The chromium reacts with oxygen in the air, creating a thin film of oxygen on the metal’s surface. The film seals the metal, preventing it from rusting. Removing or violating the film is kryptonite to stainless steel’s superpowers. If scratched or scraped, the film will rejuvenate, but if deprived of oxygen, the film cannot form, and the alloy becomes susceptible to corrosion.
Tests have shown that stainless steel placed in flowing water resists corrosion far better than the same alloy placed in stagnant water. Stainless in moving water survives for the same reason that fish in a baitwell survive: moving water contains more oxygen.
For this reason, propeller shafts in dripless shaft seals are more prone to corrosion than shafts in conventional stuffing boxes. The continuous drip helps to oxygenate the water.
Stainless comes in an array of alloys, and the application determines which one you should use.
For noncritical applications, such as inside the boat where it will not get wet, use 304 (also referred to as 18-8). This alloy would be suitable for mounting a mirror or fastening cabinetry.
For attaching hardware to the deck or cabin (exterior above the waterline), use 316. You will pay more for 316, but it will not bleed rust stains, and it has far greater resistance to corrosion than 304.
For parts that will be welded, use the same categories as above, but designated L (304L, 316L). Without the L designation, the welds are susceptible to failure.
For fasteners below the waterline, know that even with 316, the application can be questionable. Silicon bronze resists corrosion in a low-oxygen environment more reliably than stainless.
Identifying the alloy can be difficult. Any stainless that strongly attracts to a magnet should be avoided. In sheet form, 304 and 316 are nonmagnetic. When machined or cold formed, however, they can become slightly magnetic. Fastener manufacturing uses one or both of those processes, and for that reason a magnet is not a reliable test.
All 316 fasteners will be stamped with a 316 (or A4) designation (see photo). If you are purchasing from a marine- or home-supply store, you can usually look up the alloy.
For almost all fabricated parts on a cruising boat, aluminum, bronze or stainless will serve you well.
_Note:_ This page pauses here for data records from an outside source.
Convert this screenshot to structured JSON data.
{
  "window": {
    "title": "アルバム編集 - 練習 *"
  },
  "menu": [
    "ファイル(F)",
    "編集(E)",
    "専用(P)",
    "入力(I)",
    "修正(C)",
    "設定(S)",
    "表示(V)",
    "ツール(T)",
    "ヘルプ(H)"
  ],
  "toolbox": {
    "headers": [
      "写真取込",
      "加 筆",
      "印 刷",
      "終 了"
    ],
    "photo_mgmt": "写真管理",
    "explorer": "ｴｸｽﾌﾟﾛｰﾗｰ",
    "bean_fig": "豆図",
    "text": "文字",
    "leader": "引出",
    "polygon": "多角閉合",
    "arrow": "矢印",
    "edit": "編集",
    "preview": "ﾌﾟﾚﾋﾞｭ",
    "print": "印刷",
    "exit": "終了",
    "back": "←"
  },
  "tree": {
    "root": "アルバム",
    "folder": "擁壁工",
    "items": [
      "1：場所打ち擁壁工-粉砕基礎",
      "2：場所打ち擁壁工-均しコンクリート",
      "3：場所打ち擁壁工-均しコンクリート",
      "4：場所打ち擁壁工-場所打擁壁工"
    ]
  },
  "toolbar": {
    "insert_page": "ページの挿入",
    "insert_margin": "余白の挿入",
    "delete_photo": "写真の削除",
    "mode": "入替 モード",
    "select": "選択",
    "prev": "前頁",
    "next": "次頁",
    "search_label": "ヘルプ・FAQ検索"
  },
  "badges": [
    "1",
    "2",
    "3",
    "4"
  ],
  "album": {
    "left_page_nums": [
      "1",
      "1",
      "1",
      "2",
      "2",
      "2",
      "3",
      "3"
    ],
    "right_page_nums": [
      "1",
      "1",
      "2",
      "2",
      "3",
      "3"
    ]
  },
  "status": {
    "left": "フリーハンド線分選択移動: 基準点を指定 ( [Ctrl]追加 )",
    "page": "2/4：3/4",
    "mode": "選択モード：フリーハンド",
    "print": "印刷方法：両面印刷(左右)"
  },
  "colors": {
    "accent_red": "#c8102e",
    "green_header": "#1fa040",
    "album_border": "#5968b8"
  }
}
Titanium offers many of the same properties as stainless steel, but with far less weight and much higher cost. While a racing boat might be willing to pay the premium, using titanium makes no sense on a cruising boat.
Inconel and Monel also have a place in the marine environment. Inconel refers to an alloy of nickel and chromium, while Monel uses nickel and copper. Both offer excellent resistance to corrosion in salt water.
For stainless alloys, there is a formula that predicts corrosion resistance. The PREN (pitting resistance equivalent number) provides a valuable comparative tool. For seawater exposure, a minimum PREN above 32 is recommended. The PREN for 316 stainless is 22-28; for Inconel 625, the PREN is 46-56.
The PREN only applies to stainless alloys, and Monel falls outside that category, but Monel is high strength and does offer outstanding resistance to corrosion from seawater. Inconel would be an excellent choice for an exhaust riser, where repeated exposure to high temperatures and salt water combine to create a high-risk environment. Monel excels as a fastener for below-waterline applications, such as bolts to hold a strut in place.
We have a 60-year-old sailboat that we have maintained for the past 40 years, and it still has its original Monel fuel tank—a testament to the wisdom of choosing the best alloy for the job at hand.
Steve Zimmerman is the president of Zimmerman Marine, which operates five boatyards in Maryland, Virginia, North Carolina and South Carolina. Zimmerman has been building and repairing boats for more than four decades.